> _Exercise aim_
Would you output the listing exactly, with every image omitted?

Data START

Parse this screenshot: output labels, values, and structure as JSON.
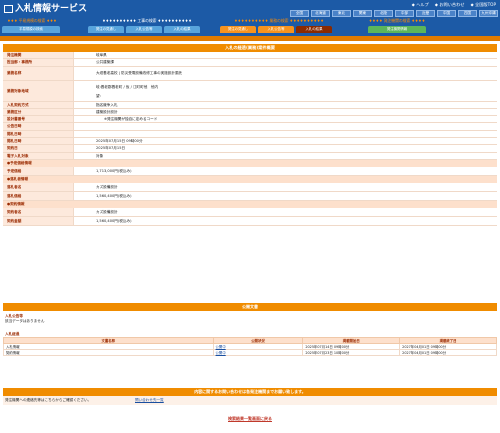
{
  "header": {
    "title": "入札情報サービス",
    "links": [
      "ヘルプ",
      "お問い合わせ",
      "全国版TOP"
    ],
    "regions": [
      "全国",
      "北海道",
      "東北",
      "関東",
      "北陸",
      "中部",
      "近畿",
      "中国",
      "四国",
      "九州沖縄"
    ],
    "groups": [
      {
        "title": "♦♦♦ 平易規模の検索 ♦♦♦",
        "tabs": [
          "平易規模の検索"
        ]
      },
      {
        "title": "♦♦♦♦♦♦♦♦♦♦ 工事の検索 ♦♦♦♦♦♦♦♦♦♦",
        "tabs": [
          "発注の見通し",
          "入札公告等",
          "入札の結果"
        ]
      },
      {
        "title": "♦♦♦♦♦♦♦♦♦♦ 業務の検索 ♦♦♦♦♦♦♦♦♦♦",
        "tabs": [
          "発注の見通し",
          "入札公告等",
          "入札の結果"
        ]
      },
      {
        "title": "♦♦♦♦ 発注機関の検索 ♦♦♦♦",
        "tabs": [
          "発注機関情報"
        ]
      }
    ],
    "colors": {
      "navy": "#1c5aa6",
      "orange": "#f08c00",
      "brown": "#8b2a00"
    }
  },
  "detail": {
    "title": "入札の経過(業務)案件概要",
    "rows": [
      {
        "label": "発注機関",
        "value": "岐阜県"
      },
      {
        "label": "担当部・事務所",
        "value": "公共建築課"
      },
      {
        "label": "業務名称",
        "value": "大垣養老高校 | 防災受電設備改修工事の実施設計委託"
      },
      {
        "label": "業務対象地域",
        "value": "岐:養老郡養老町 / 仮 / 江町町他　他内",
        "value2": "望:"
      },
      {
        "label": "入札契約方式",
        "value": "指名競争入札"
      },
      {
        "label": "業務区分",
        "value": "建築設計設計"
      },
      {
        "label": "設計書番号",
        "value": "※発注機関が独自に定めるコード"
      },
      {
        "label": "公告日時",
        "value": ""
      },
      {
        "label": "開札日時",
        "value": ""
      },
      {
        "label": "開札日時",
        "value": "2025年07月15日 09時00分"
      },
      {
        "label": "契約日",
        "value": "2025年07月15日"
      },
      {
        "label": "電子入札対象",
        "value": "対象"
      }
    ],
    "budget_head": "●予定価格情報",
    "budget_rows": [
      {
        "label": "予定価格",
        "value": "1,713,000円(税込み)"
      }
    ],
    "winner_head": "●落札者情報",
    "winner_rows": [
      {
        "label": "落札者名",
        "value": "カズ設備設計"
      },
      {
        "label": "落札価格",
        "value": "1,560,400円(税込み)"
      }
    ],
    "contract_head": "●契約情報",
    "contract_rows": [
      {
        "label": "契約者名",
        "value": "カズ設備設計"
      },
      {
        "label": "契約金額",
        "value": "1,560,400円(税込み)"
      }
    ]
  },
  "documents": {
    "title": "公開文書",
    "notice_head": "入札公告等",
    "notice_empty": "該当データはありません",
    "progress_head": "入札経過",
    "columns": [
      "文書名称",
      "公開状況",
      "掲載開始日",
      "掲載終了日"
    ],
    "rows": [
      {
        "name": "入札情報",
        "status": "公開中",
        "start": "2025年07月14日 09時00分",
        "end": "2027年04月01日 09時00分"
      },
      {
        "name": "契約情報",
        "status": "公開中",
        "start": "2025年07月23日 10時00分",
        "end": "2027年04月01日 09時00分"
      }
    ]
  },
  "contact": {
    "title": "内容に関するお問い合わせは各発注機関までお願い致します。",
    "text": "発注機関への連絡先等はこちらからご確認ください。",
    "link": "問い合わせ先一覧"
  },
  "back_link": "検索結果一覧画面に戻る"
}
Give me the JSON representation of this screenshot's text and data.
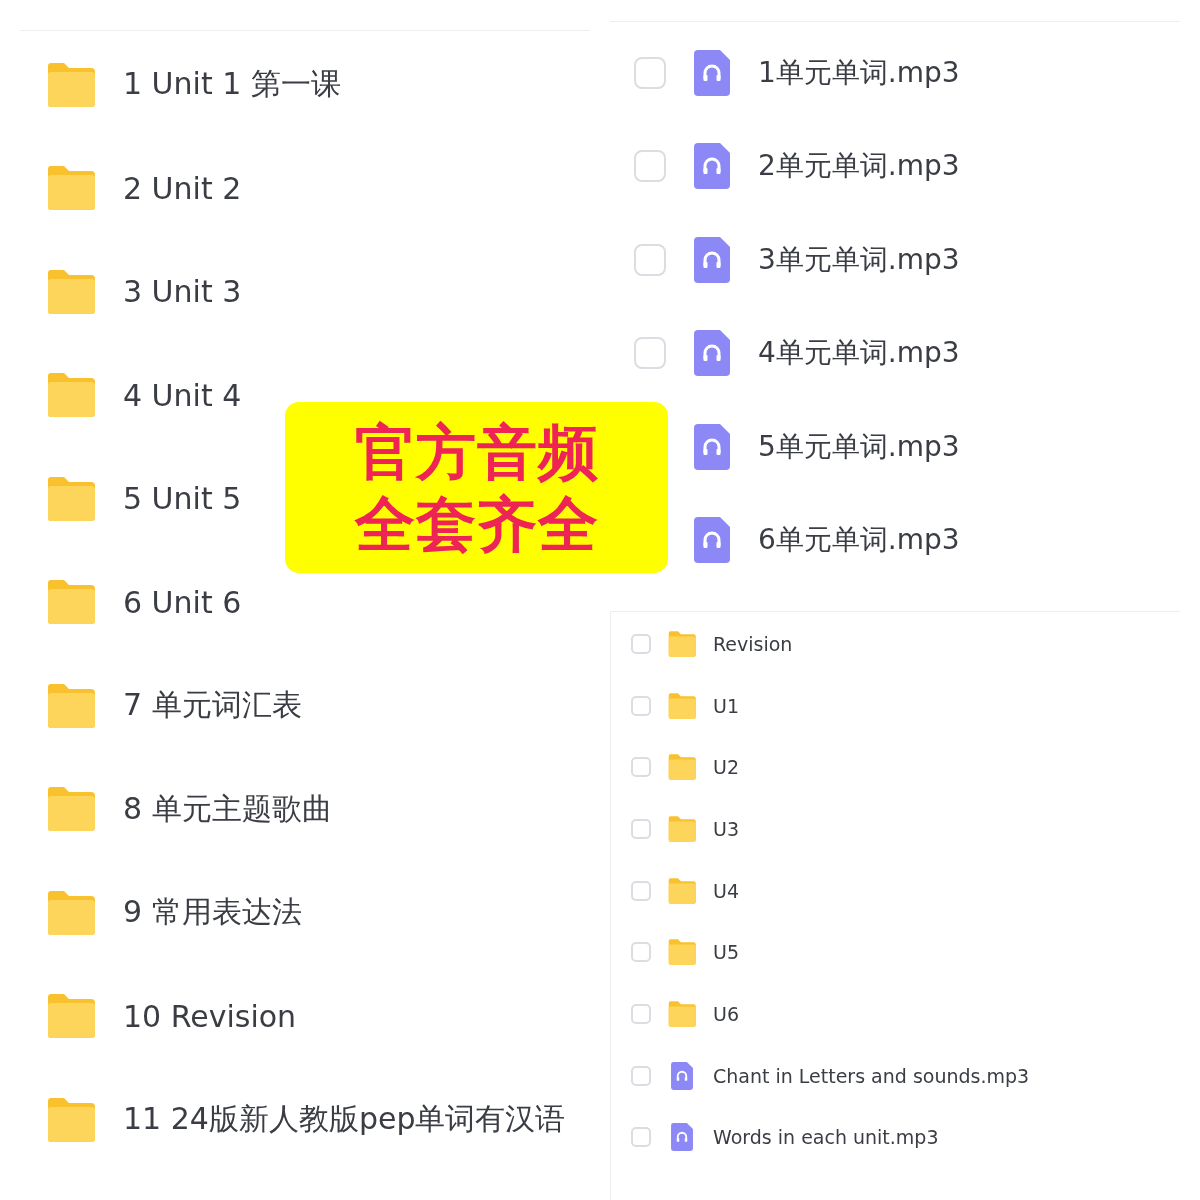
{
  "left_list": {
    "items": [
      {
        "kind": "folder",
        "name": "1 Unit 1 第一课"
      },
      {
        "kind": "folder",
        "name": "2 Unit 2"
      },
      {
        "kind": "folder",
        "name": "3 Unit 3"
      },
      {
        "kind": "folder",
        "name": "4 Unit 4"
      },
      {
        "kind": "folder",
        "name": "5 Unit 5"
      },
      {
        "kind": "folder",
        "name": "6 Unit 6"
      },
      {
        "kind": "folder",
        "name": "7 单元词汇表"
      },
      {
        "kind": "folder",
        "name": "8 单元主题歌曲"
      },
      {
        "kind": "folder",
        "name": "9 常用表达法"
      },
      {
        "kind": "folder",
        "name": "10 Revision"
      },
      {
        "kind": "folder",
        "name": "11 24版新人教版pep单词有汉语"
      }
    ]
  },
  "audio_list": {
    "items": [
      {
        "kind": "audio",
        "name": "1单元单词.mp3",
        "checked": false
      },
      {
        "kind": "audio",
        "name": "2单元单词.mp3",
        "checked": false
      },
      {
        "kind": "audio",
        "name": "3单元单词.mp3",
        "checked": false
      },
      {
        "kind": "audio",
        "name": "4单元单词.mp3",
        "checked": false
      },
      {
        "kind": "audio",
        "name": "5单元单词.mp3"
      },
      {
        "kind": "audio",
        "name": "6单元单词.mp3"
      }
    ]
  },
  "folder_list": {
    "items": [
      {
        "kind": "folder",
        "name": "Revision",
        "checked": false
      },
      {
        "kind": "folder",
        "name": "U1",
        "checked": false
      },
      {
        "kind": "folder",
        "name": "U2",
        "checked": false
      },
      {
        "kind": "folder",
        "name": "U3",
        "checked": false
      },
      {
        "kind": "folder",
        "name": "U4",
        "checked": false
      },
      {
        "kind": "folder",
        "name": "U5",
        "checked": false
      },
      {
        "kind": "folder",
        "name": "U6",
        "checked": false
      },
      {
        "kind": "audio",
        "name": "Chant in Letters and sounds.mp3",
        "checked": false
      },
      {
        "kind": "audio",
        "name": "Words in each unit.mp3",
        "checked": false
      }
    ]
  },
  "banner": {
    "lines": [
      "官方音频",
      "全套齐全"
    ]
  }
}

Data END

> _Answer box_
Parse this screenshot: output labels, values, and structure as JSON.
{
  "header": {
    "title": "入札情報サービス",
    "links": [
      "ヘルプ",
      "お問い合わせ",
      "全国版TOP"
    ],
    "regions": [
      "全国",
      "北海道",
      "東北",
      "関東",
      "北陸",
      "中部",
      "近畿",
      "中国",
      "四国",
      "九州沖縄"
    ],
    "groups": [
      {
        "title": "♦♦♦ 平易規模の検索 ♦♦♦",
        "tabs": [
          "平易規模の検索"
        ]
      },
      {
        "title": "♦♦♦♦♦♦♦♦♦♦ 工事の検索 ♦♦♦♦♦♦♦♦♦♦",
        "tabs": [
          "発注の見通し",
          "入札公告等",
          "入札の結果"
        ]
      },
      {
        "title": "♦♦♦♦♦♦♦♦♦♦ 業務の検索 ♦♦♦♦♦♦♦♦♦♦",
        "tabs": [
          "発注の見通し",
          "入札公告等",
          "入札の結果"
        ]
      },
      {
        "title": "♦♦♦♦ 発注機関の検索 ♦♦♦♦",
        "tabs": [
          "発注機関情報"
        ]
      }
    ],
    "colors": {
      "navy": "#1c5aa6",
      "orange": "#f08c00",
      "brown": "#8b2a00"
    }
  },
  "detail": {
    "title": "入札の経過(業務)案件概要",
    "rows": [
      {
        "label": "発注機関",
        "value": "岐阜県"
      },
      {
        "label": "担当部・事務所",
        "value": "公共建築課"
      },
      {
        "label": "業務名称",
        "value": "大垣養老高校 | 防災受電設備改修工事の実施設計委託"
      },
      {
        "label": "業務対象地域",
        "value": "岐:養老郡養老町 / 仮 / 江町町他　他内",
        "value2": "望:"
      },
      {
        "label": "入札契約方式",
        "value": "指名競争入札"
      },
      {
        "label": "業務区分",
        "value": "建築設計設計"
      },
      {
        "label": "設計書番号",
        "value": "※発注機関が独自に定めるコード"
      },
      {
        "label": "公告日時",
        "value": ""
      },
      {
        "label": "開札日時",
        "value": ""
      },
      {
        "label": "開札日時",
        "value": "2025年07月15日 09時00分"
      },
      {
        "label": "契約日",
        "value": "2025年07月15日"
      },
      {
        "label": "電子入札対象",
        "value": "対象"
      }
    ],
    "budget_head": "●予定価格情報",
    "budget_rows": [
      {
        "label": "予定価格",
        "value": "1,713,000円(税込み)"
      }
    ],
    "winner_head": "●落札者情報",
    "winner_rows": [
      {
        "label": "落札者名",
        "value": "カズ設備設計"
      },
      {
        "label": "落札価格",
        "value": "1,560,400円(税込み)"
      }
    ],
    "contract_head": "●契約情報",
    "contract_rows": [
      {
        "label": "契約者名",
        "value": "カズ設備設計"
      },
      {
        "label": "契約金額",
        "value": "1,560,400円(税込み)"
      }
    ]
  },
  "documents": {
    "title": "公開文書",
    "notice_head": "入札公告等",
    "notice_empty": "該当データはありません",
    "progress_head": "入札経過",
    "columns": [
      "文書名称",
      "公開状況",
      "掲載開始日",
      "掲載終了日"
    ],
    "rows": [
      {
        "name": "入札情報",
        "status": "公開中",
        "start": "2025年07月14日 09時00分",
        "end": "2027年04月01日 09時00分"
      },
      {
        "name": "契約情報",
        "status": "公開中",
        "start": "2025年07月23日 10時00分",
        "end": "2027年04月01日 09時00分"
      }
    ]
  },
  "contact": {
    "title": "内容に関するお問い合わせは各発注機関までお願い致します。",
    "text": "発注機関への連絡先等はこちらからご確認ください。",
    "link": "問い合わせ先一覧"
  },
  "back_link": "検索結果一覧画面に戻る"
}
Give me the JSON representation of this screenshot's text and data.
{
  "left_list": {
    "items": [
      {
        "kind": "folder",
        "name": "1 Unit 1 第一课"
      },
      {
        "kind": "folder",
        "name": "2 Unit 2"
      },
      {
        "kind": "folder",
        "name": "3 Unit 3"
      },
      {
        "kind": "folder",
        "name": "4 Unit 4"
      },
      {
        "kind": "folder",
        "name": "5 Unit 5"
      },
      {
        "kind": "folder",
        "name": "6 Unit 6"
      },
      {
        "kind": "folder",
        "name": "7 单元词汇表"
      },
      {
        "kind": "folder",
        "name": "8 单元主题歌曲"
      },
      {
        "kind": "folder",
        "name": "9 常用表达法"
      },
      {
        "kind": "folder",
        "name": "10 Revision"
      },
      {
        "kind": "folder",
        "name": "11 24版新人教版pep单词有汉语"
      }
    ]
  },
  "audio_list": {
    "items": [
      {
        "kind": "audio",
        "name": "1单元单词.mp3",
        "checked": false
      },
      {
        "kind": "audio",
        "name": "2单元单词.mp3",
        "checked": false
      },
      {
        "kind": "audio",
        "name": "3单元单词.mp3",
        "checked": false
      },
      {
        "kind": "audio",
        "name": "4单元单词.mp3",
        "checked": false
      },
      {
        "kind": "audio",
        "name": "5单元单词.mp3"
      },
      {
        "kind": "audio",
        "name": "6单元单词.mp3"
      }
    ]
  },
  "folder_list": {
    "items": [
      {
        "kind": "folder",
        "name": "Revision",
        "checked": false
      },
      {
        "kind": "folder",
        "name": "U1",
        "checked": false
      },
      {
        "kind": "folder",
        "name": "U2",
        "checked": false
      },
      {
        "kind": "folder",
        "name": "U3",
        "checked": false
      },
      {
        "kind": "folder",
        "name": "U4",
        "checked": false
      },
      {
        "kind": "folder",
        "name": "U5",
        "checked": false
      },
      {
        "kind": "folder",
        "name": "U6",
        "checked": false
      },
      {
        "kind": "audio",
        "name": "Chant in Letters and sounds.mp3",
        "checked": false
      },
      {
        "kind": "audio",
        "name": "Words in each unit.mp3",
        "checked": false
      }
    ]
  },
  "banner": {
    "lines": [
      "官方音频",
      "全套齐全"
    ]
  }
}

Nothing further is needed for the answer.